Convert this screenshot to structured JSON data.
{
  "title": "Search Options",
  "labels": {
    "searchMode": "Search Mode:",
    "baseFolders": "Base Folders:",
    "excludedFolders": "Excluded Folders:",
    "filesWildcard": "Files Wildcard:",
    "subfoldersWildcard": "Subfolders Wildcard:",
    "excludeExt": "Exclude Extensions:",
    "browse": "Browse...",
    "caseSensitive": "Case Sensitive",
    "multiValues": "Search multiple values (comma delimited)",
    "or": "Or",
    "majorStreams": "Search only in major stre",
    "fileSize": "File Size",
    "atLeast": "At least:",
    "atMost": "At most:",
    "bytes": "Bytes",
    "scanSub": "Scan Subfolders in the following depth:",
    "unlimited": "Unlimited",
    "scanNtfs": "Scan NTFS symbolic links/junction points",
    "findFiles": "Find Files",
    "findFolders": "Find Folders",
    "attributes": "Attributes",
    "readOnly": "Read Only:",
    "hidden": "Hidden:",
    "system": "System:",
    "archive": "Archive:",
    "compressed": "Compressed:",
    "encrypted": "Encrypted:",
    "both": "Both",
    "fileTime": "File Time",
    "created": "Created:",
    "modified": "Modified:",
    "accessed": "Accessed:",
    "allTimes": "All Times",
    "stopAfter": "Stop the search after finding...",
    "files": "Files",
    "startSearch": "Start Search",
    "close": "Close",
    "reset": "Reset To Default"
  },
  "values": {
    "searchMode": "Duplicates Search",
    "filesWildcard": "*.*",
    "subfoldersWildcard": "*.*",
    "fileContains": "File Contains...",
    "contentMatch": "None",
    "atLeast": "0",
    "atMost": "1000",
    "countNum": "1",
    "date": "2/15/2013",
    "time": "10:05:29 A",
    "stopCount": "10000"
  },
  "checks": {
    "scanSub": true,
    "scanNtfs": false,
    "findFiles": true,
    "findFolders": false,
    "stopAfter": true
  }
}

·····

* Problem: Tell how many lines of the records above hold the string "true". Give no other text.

* Worked solution: 3